Mark Smith was born in 1946 in Lima, Ohio. He enlisted in the U.S. Army on February 10, 1964, and after completing basic training at Fort Ord, California, and Wheeled Vehicle Maintenance training, he was assigned to the 85th Ordnance Battalion in West Germany from May 1964 to August 1965, during which time he completed jump school in Germany. Sgt Smith returned to the U.S. in August 1965, and participated in the Occupation of the Dominican Republic before deploying to Southeast Asia with 2nd Battalion, 28th Infantry Regiment of the 1st Infantry Division in December 1965. After being wounded, he was hospitalized in Japan for several months, and then returned to South Vietnam where he served with 2nd Battalion of the 28th Infantry Regiment from June 1966 until returning to the U.S. in May 1968. On February 22, 1968, SSG Smith was given a battlefield commission to 2nd Lt. Lt Smith then attended the Infantry Officer Basic Course at Fort Benning, Georgia, from May to July 1968, followed by service as an instructor with the U.S. Army Infantry School at Fort Benning from August to October 1968. He attended the Military Assistance Training Advisors course with the U.S. Army Special Warfare School at Fort Bragg, North Carolina, from October to November 1968, and then completed Vietnamese language training at Fort Bliss, Texas, from December 1968 to January 1969. His next assignment was as an advisor with U.S. Military Assistance Command Vietnam from February to December 1969, followed by service as commander of a counterinsurgency unit with the 506th Infantry Regiment of the 101st Airborne Division from December 1969 to September 1970. Capt Smith served as an instructor in the Ranger Department at Fort Benning from October 1970 to September 1971, and then returned to South Vietnam where he served as an advisor with Military Assistance Command Vietnam from November 1971 until he was captured and taken as a Prisoner of War during the Battle of Loc Ninh on April 7, 1972. After spending 312 days in captivity in Cambodia, Capt Smith was released during Operation Homecoming on February 12, 1973. He was briefly hospitalized to recover from his injuries, and then served as Battalion S-3 (Air) for 1st Battalion, 38th Infantry Regiment of the 2nd Infantry Division in South Korea from September 1973 to October 1974, followed by service as a Refugee Coordinator at Fort MacArthur, California, from November 1974 to July 1975. After completing Pathfinder School and the Infantry Officer Advanced Course at Fort Benning, Capt Smith served as Executive Officer and then Company Commander of Company B, 1st Battalion of the 7th Special Forces Group at Fort Bragg from August 1976 to July 1978. His next assignment was as a Psychological Operations Officer with the 7th Special Forces Group from July 1978 to March 1979, followed by service as a Training Officer and Reserve Special Forces Evaluator with Headquarters 6th Army at the Presidio of San Francisco, California, from May 1979 to July 1981. Maj Smith's final assignment was as Commander of the U.S. Army Special Forces Detachment in South Korea from July 1981 until his retirement from the Army on June 1, 1985. Mark Smith has lived in Thailand since his retirement from the Army, and has remained active in POW/MIA Issues in Southeast Asia.

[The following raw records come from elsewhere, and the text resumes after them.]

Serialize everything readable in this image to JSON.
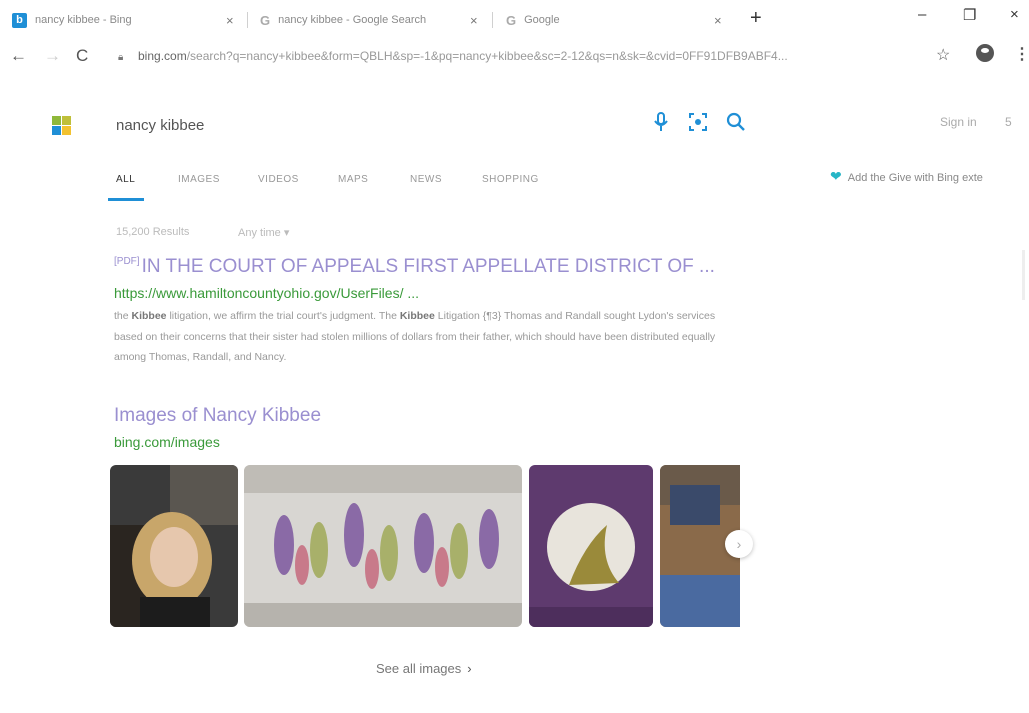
{
  "tabs": [
    {
      "title": "nancy kibbee - Bing",
      "favicon": "bing-icon",
      "close": "×"
    },
    {
      "title": "nancy kibbee - Google Search",
      "favicon": "google-icon",
      "close": "×"
    },
    {
      "title": "Google",
      "favicon": "google-icon",
      "close": "×"
    }
  ],
  "new_tab_label": "+",
  "window_controls": {
    "minimize": "–",
    "restore": "❐",
    "close": "×"
  },
  "toolbar": {
    "back": "←",
    "forward": "→",
    "reload": "C",
    "url_host": "bing.com",
    "url_rest": "/search?q=nancy+kibbee&form=QBLH&sp=-1&pq=nancy+kibbee&sc=2-12&qs=n&sk=&cvid=0FF91DFB9ABF4...",
    "star": "☆",
    "menu": "⋮"
  },
  "search": {
    "query": "nancy kibbee",
    "mic_icon": "🎙",
    "visual_icon": "⊙",
    "search_icon": "⌕",
    "signin_label": "Sign in",
    "signin_extra": "5"
  },
  "nav_tabs": [
    "ALL",
    "IMAGES",
    "VIDEOS",
    "MAPS",
    "NEWS",
    "SHOPPING"
  ],
  "give_banner": {
    "icon": "❤",
    "text": "Add the Give with Bing exte"
  },
  "results_meta": {
    "count": "15,200 Results",
    "time_filter": "Any time ▾"
  },
  "result1": {
    "pdf_tag": "[PDF]",
    "title": "IN THE COURT OF APPEALS FIRST APPELLATE DISTRICT OF ...",
    "url": "https://www.hamiltoncountyohio.gov/UserFiles/ ...",
    "snippet_1a": "the ",
    "snippet_1b": "Kibbee",
    "snippet_1c": " litigation, we affirm the trial court's judgment. The ",
    "snippet_1d": "Kibbee",
    "snippet_1e": " Litigation {¶3} Thomas and Randall sought Lydon's services based on their concerns that their sister had stolen millions of dollars from their father, which should have been distributed equally among Thomas, Randall, and Nancy."
  },
  "images_block": {
    "title": "Images of Nancy Kibbee",
    "url": "bing.com/images",
    "see_all": "See all images",
    "see_all_chev": "›",
    "next": "›"
  },
  "colors": {
    "accent": "#1f8fd6",
    "link_visited": "#9a8fd0",
    "url_green": "#3a9a3a"
  }
}
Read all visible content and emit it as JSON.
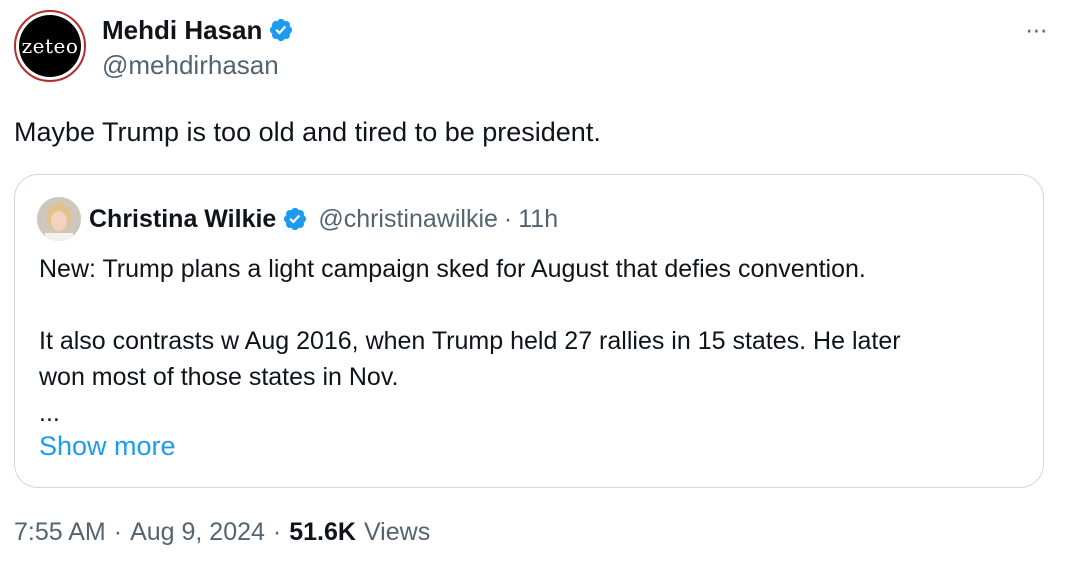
{
  "author": {
    "display_name": "Mehdi Hasan",
    "handle": "@mehdirhasan",
    "avatar_text": "zeteo",
    "verified": true
  },
  "tweet_text": "Maybe Trump is too old and tired to be president.",
  "more_icon": "⋯",
  "quoted_tweet": {
    "display_name": "Christina Wilkie",
    "handle": "@christinawilkie",
    "separator": "·",
    "time": "11h",
    "verified": true,
    "paragraph_1": "New: Trump plans a light campaign sked for August that defies convention.",
    "paragraph_2a": "It also contrasts w Aug 2016, when Trump held 27 rallies in 15 states. He later",
    "paragraph_2b": "won most of those states in Nov.",
    "ellipsis": "...",
    "show_more": "Show more"
  },
  "meta": {
    "time": "7:55 AM",
    "sep1": "·",
    "date": "Aug 9, 2024",
    "sep2": "·",
    "views_count": "51.6K",
    "views_label": "Views"
  },
  "colors": {
    "verified": "#1d9bf0",
    "link": "#1d9bf0",
    "secondary_text": "#536471",
    "avatar_ring": "#b32d2d"
  },
  "icons": {
    "verified": "verified-badge-icon",
    "more": "more-options-icon"
  }
}
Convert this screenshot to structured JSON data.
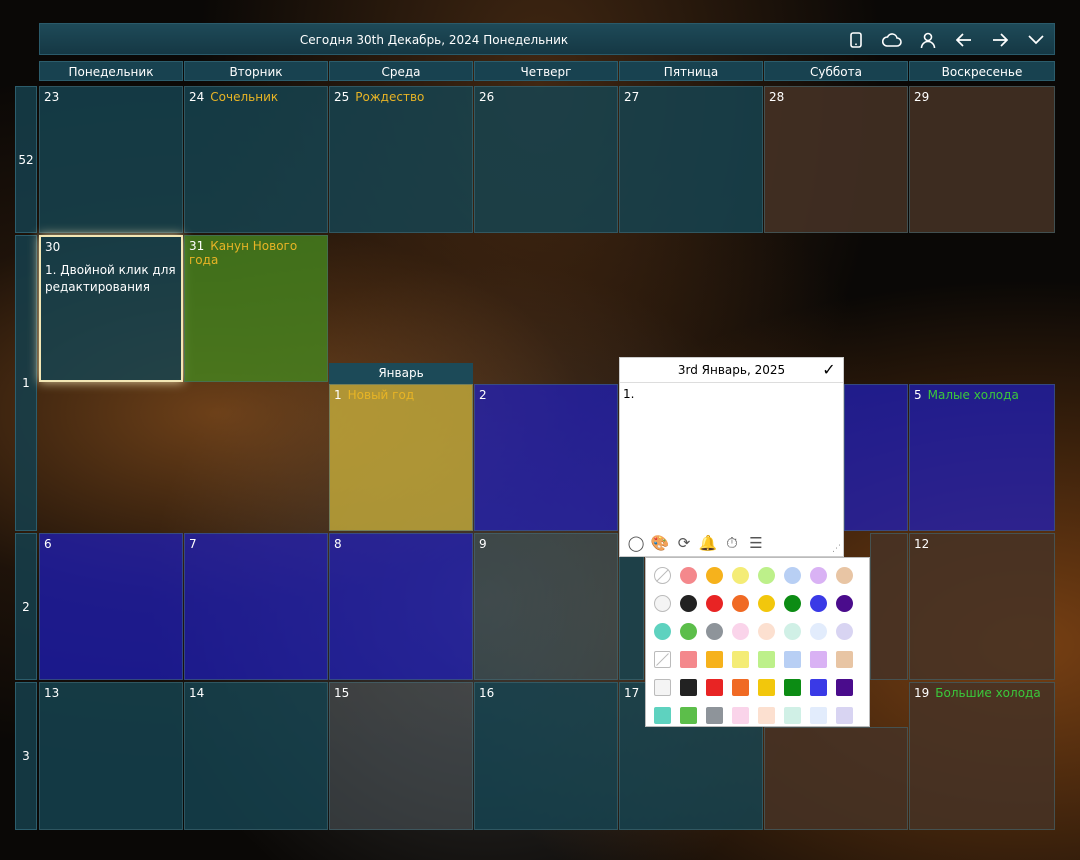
{
  "header": {
    "title": "Сегодня 30th Декабрь, 2024 Понедельник",
    "icons": [
      "phone-icon",
      "cloud-icon",
      "user-icon",
      "arrow-left-icon",
      "arrow-right-icon",
      "chevron-down-icon"
    ]
  },
  "weekdays": [
    "Понедельник",
    "Вторник",
    "Среда",
    "Четверг",
    "Пятница",
    "Суббота",
    "Воскресенье"
  ],
  "weeks": [
    "52",
    "1",
    "2",
    "3"
  ],
  "days": {
    "d23": "23",
    "d24": "24",
    "d25": "25",
    "d26": "26",
    "d27": "27",
    "d28": "28",
    "d29": "29",
    "d30": "30",
    "d31": "31",
    "d1": "1",
    "d2": "2",
    "d5": "5",
    "d6": "6",
    "d7": "7",
    "d8": "8",
    "d9": "9",
    "d12": "12",
    "d13": "13",
    "d14": "14",
    "d15": "15",
    "d16": "16",
    "d17": "17",
    "d19": "19"
  },
  "holidays": {
    "h24": "Сочельник",
    "h25": "Рождество",
    "h31": "Канун Нового года",
    "h1": "Новый год",
    "h5": "Малые холода",
    "h19": "Большие холода"
  },
  "events": {
    "e30": "1. Двойной клик для редактирования"
  },
  "month_label": "Январь",
  "editor": {
    "date": "3rd Январь, 2025",
    "text": "1."
  },
  "palette": {
    "rows": [
      {
        "shape": "circle",
        "first": "none",
        "colors": [
          "#f4888c",
          "#f6b21c",
          "#f4ec76",
          "#bdf08a",
          "#b8cff4",
          "#d9b2f4",
          "#e8c5a4"
        ]
      },
      {
        "shape": "circle",
        "first": "pattern",
        "colors": [
          "#222222",
          "#e82424",
          "#f06a24",
          "#f2c70c",
          "#0c8c14",
          "#3a3ae6",
          "#4a0c8c"
        ]
      },
      {
        "shape": "circle",
        "first": "",
        "colors": [
          "#5ed2bf",
          "#5cbe4a",
          "#8e949a",
          "#fad4ea",
          "#fce0d0",
          "#d0f0e6",
          "#e2ecfc",
          "#d8d4f2"
        ]
      },
      {
        "shape": "square",
        "first": "none",
        "colors": [
          "#f4888c",
          "#f6b21c",
          "#f4ec76",
          "#bdf08a",
          "#b8cff4",
          "#d9b2f4",
          "#e8c5a4"
        ]
      },
      {
        "shape": "square",
        "first": "pattern",
        "colors": [
          "#222222",
          "#e82424",
          "#f06a24",
          "#f2c70c",
          "#0c8c14",
          "#3a3ae6",
          "#4a0c8c"
        ]
      },
      {
        "shape": "square",
        "first": "",
        "colors": [
          "#5ed2bf",
          "#5cbe4a",
          "#8e949a",
          "#fad4ea",
          "#fce0d0",
          "#d0f0e6",
          "#e2ecfc",
          "#d8d4f2"
        ]
      }
    ]
  }
}
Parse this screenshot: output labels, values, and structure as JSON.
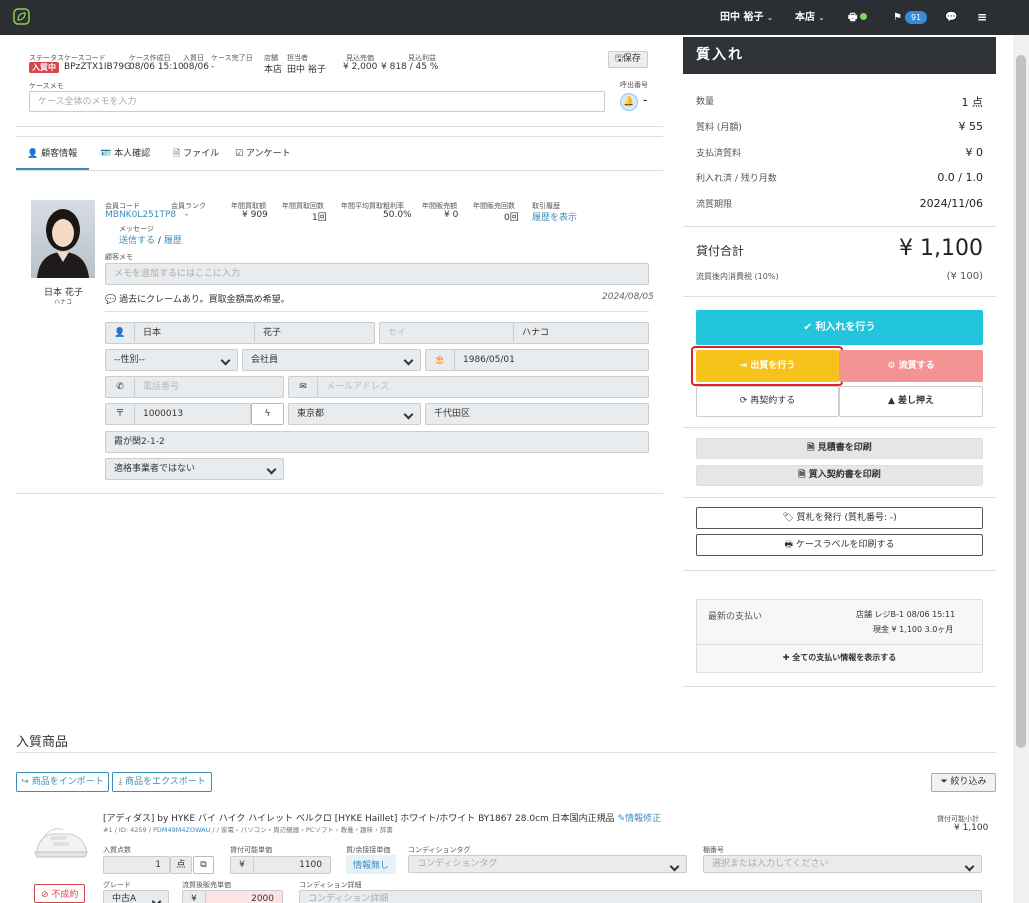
{
  "topbar": {
    "user": "田中 裕子",
    "store": "本店",
    "notification_count": "91"
  },
  "case": {
    "status_label": "ステータス",
    "status_value": "入質中",
    "code_label": "ケースコード",
    "code_value": "BPzZTX1IB79G",
    "created_label": "ケース作成日",
    "created_value": "08/06 15:10",
    "pawn_date_label": "入質日",
    "pawn_date_value": "08/06",
    "end_label": "ケース完了日",
    "end_value": "-",
    "store_label": "店舗",
    "store_value": "本店",
    "staff_label": "担当者",
    "staff_value": "田中 裕子",
    "est_sales_label": "見込売価",
    "est_sales_value": "¥ 2,000",
    "est_profit_label": "見込利益",
    "est_profit_value": "¥ 818 / 45 %",
    "save_label": "保存",
    "memo_label": "ケースメモ",
    "memo_placeholder": "ケース全体のメモを入力",
    "call_label": "呼出番号",
    "call_value": "–"
  },
  "tabs": [
    "顧客情報",
    "本人確認",
    "ファイル",
    "アンケート"
  ],
  "customer": {
    "member_code_label": "会員コード",
    "member_code": "MBNK0L251TP8",
    "rank_label": "会員ランク",
    "rank": "-",
    "annual_buy_label": "年間買取額",
    "annual_buy": "¥ 909",
    "annual_buy_count_label": "年間買取回数",
    "annual_buy_count": "1回",
    "avg_margin_label": "年間平均買取粗利率",
    "avg_margin": "50.0%",
    "annual_sales_label": "年間販売額",
    "annual_sales": "¥ 0",
    "annual_sales_count_label": "年間販売回数",
    "annual_sales_count": "0回",
    "history_label": "取引履歴",
    "history_link": "履歴を表示",
    "message_label": "メッセージ",
    "message_send": "送信する",
    "message_sep": "/",
    "message_history": "履歴",
    "name": "日本 花子",
    "kana": "ハナコ",
    "memo_label": "顧客メモ",
    "memo_placeholder": "メモを追加するにはここに入力",
    "note": "過去にクレームあり。買取金額高め希望。",
    "note_date": "2024/08/05",
    "last_name": "日本",
    "first_name": "花子",
    "last_kana_placeholder": "セイ",
    "first_kana": "ハナコ",
    "gender": "--性別--",
    "occupation": "会社員",
    "birthday": "1986/05/01",
    "phone_placeholder": "電話番号",
    "email_placeholder": "メールアドレス",
    "postal": "1000013",
    "prefecture": "東京都",
    "city": "千代田区",
    "address": "霞が関2-1-2",
    "invoice": "適格事業者ではない"
  },
  "panel": {
    "title": "質入れ",
    "rows": [
      {
        "label": "数量",
        "value": "1 点"
      },
      {
        "label": "質料 (月額)",
        "value": "¥ 55"
      },
      {
        "label": "支払済質料",
        "value": "¥ 0"
      },
      {
        "label": "利入れ済 / 残り月数",
        "value": "0.0 / 1.0"
      },
      {
        "label": "流質期限",
        "value": "2024/11/06"
      }
    ],
    "loan_total_label": "貸付合計",
    "loan_total": "¥ 1,100",
    "tax_label": "流質後内消費税 (10%)",
    "tax_value": "(¥ 100)",
    "btn_interest": "利入れを行う",
    "btn_redeem": "出質を行う",
    "btn_forfeit": "流質する",
    "btn_recontract": "再契約する",
    "btn_seize": "差し押え",
    "btn_print_estimate": "見積書を印刷",
    "btn_print_contract": "質入契約書を印刷",
    "btn_ticket": "質札を発行 (質札番号: -)",
    "btn_label": "ケースラベルを印刷する",
    "latest_payment_label": "最新の支払い",
    "pay_store": "店舗",
    "pay_register": "レジB-1",
    "pay_time": "08/06 15:11",
    "pay_method": "現金",
    "pay_amount": "¥ 1,100",
    "pay_months": "3.0ヶ月",
    "show_all": "全ての支払い情報を表示する"
  },
  "products": {
    "section_title": "入質商品",
    "import_btn": "商品をインポート",
    "export_btn": "商品をエクスポート",
    "filter_btn": "絞り込み",
    "item_title": "[アディダス] by HYKE バイ ハイク ハイレット ベルクロ [HYKE Haillet] ホワイト/ホワイト BY1867 28.0cm 日本国内正規品",
    "edit_link": "情報修正",
    "item_meta_id": "#1 / ID: 4259 / ",
    "item_meta_code": "PDM49M4ZOWAU",
    "item_meta_path": " /  / 家電 › パソコン・周辺機器 › PCソフト › 教養・趣味 › 辞書",
    "subtotal_label": "貸付可能小計",
    "subtotal": "¥ 1,100",
    "qty_label": "入質点数",
    "qty": "1",
    "qty_unit": "点",
    "unit_price_label": "貸付可能単価",
    "unit_price": "1100",
    "currency": "¥",
    "buy_price_label": "買/余接接単価",
    "buy_price_value": "情報無し",
    "cond_tag_label": "コンディションタグ",
    "cond_tag_placeholder": "コンディションタグ",
    "shelf_label": "棚番号",
    "shelf_placeholder": "選択または入力してください",
    "status_badge": "不成約",
    "grade_label": "グレード",
    "grade": "中古A",
    "after_price_label": "流質後販売単価",
    "after_price": "2000",
    "cond_detail_label": "コンディション詳細",
    "cond_detail_placeholder": "コンディション詳細"
  }
}
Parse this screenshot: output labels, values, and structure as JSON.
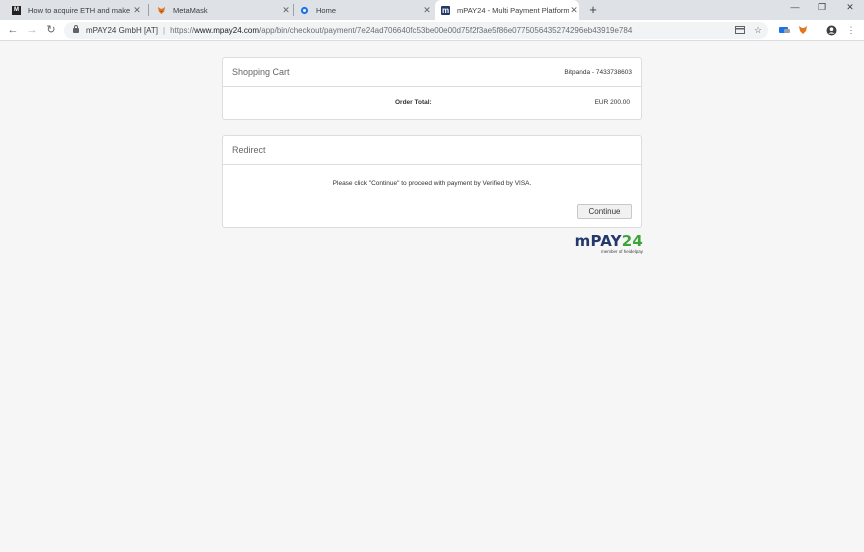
{
  "tabs": [
    {
      "title": "How to acquire ETH and make a",
      "favicon": "M",
      "favicon_name": "medium-icon",
      "active": false
    },
    {
      "title": "MetaMask",
      "favicon": "fox",
      "favicon_name": "metamask-fox-icon",
      "active": false
    },
    {
      "title": "Home",
      "favicon": "gear",
      "favicon_name": "home-gear-icon",
      "active": false
    },
    {
      "title": "mPAY24 - Multi Payment Platform",
      "favicon": "m",
      "favicon_name": "mpay24-icon",
      "active": true
    }
  ],
  "toolbar": {
    "org_name": "mPAY24 GmbH [AT]",
    "url_scheme": "https://",
    "url_host": "www.mpay24.com",
    "url_path": "/app/bin/checkout/payment/7e24ad706640fc53be00e00d75f2f3ae5f86e0775056435274296eb43919e784"
  },
  "cart": {
    "title": "Shopping Cart",
    "merchant": "Bitpanda - 7433738603",
    "total_label": "Order Total:",
    "total_value": "EUR 200.00"
  },
  "redirect": {
    "title": "Redirect",
    "message": "Please click \"Continue\" to proceed with payment by Verified by VISA.",
    "button_label": "Continue"
  },
  "logo": {
    "text_m": "m",
    "text_pay": "PAY",
    "text_24": "24",
    "tagline": "member of heidelpay"
  },
  "colors": {
    "brand_navy": "#24386b",
    "brand_green": "#3da43a",
    "tabstrip": "#dee1e6"
  }
}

His Distinguished Service Cross Citation reads:
For extraordinary heroism in connection with military operations involving conflict with an armed hostile force while serving as the Senior Battalion Liaison Officer to the 9th Infantry Regiment, 5th Infantry Division, Army of the Republic of Vietnam, during the period 5 April 1972 to 7 April 1972. On 5 April 1972, North Vietnamese and Viet Cong forces launched a major offensive with the objective of capturing Binh Long Province in Military Region Three. The 5th Viet Cong Division was targeted against Loc Ninh, the capital of Loc Ninh District in northern Binh Long Province. The 5th Viet Cong Division launched a massive coordinated ground attack against Loc Ninh beginning early in the morning of 5 April 1972. The attack was supported by artillery and tanks. Captain Smith skillfully directed tactical airstrikes and helicopter gunships in support of the 9th Infantry Regiment and other South Vietnamese forces in the area. To inflict the maximum casualties on the enemy and to bring the fires as close as possible to the friendly forces, he left the safety of his bunker and moved throughout the area seeking strategic vantage points from which he directed friendly fire. Time and time again he directed the fighters, bombers, gunships, and artillery fire on top of his own position to drive off the attacking enemy. The combination of Captain Smith's courage and professional skills coupled with all available firepower kept the numerically superior enemy at bay for more than two days. Captain Smith's extraordinary heroism was in keeping with the highest traditions of the United States Army and reflected great credit upon himself and the military service.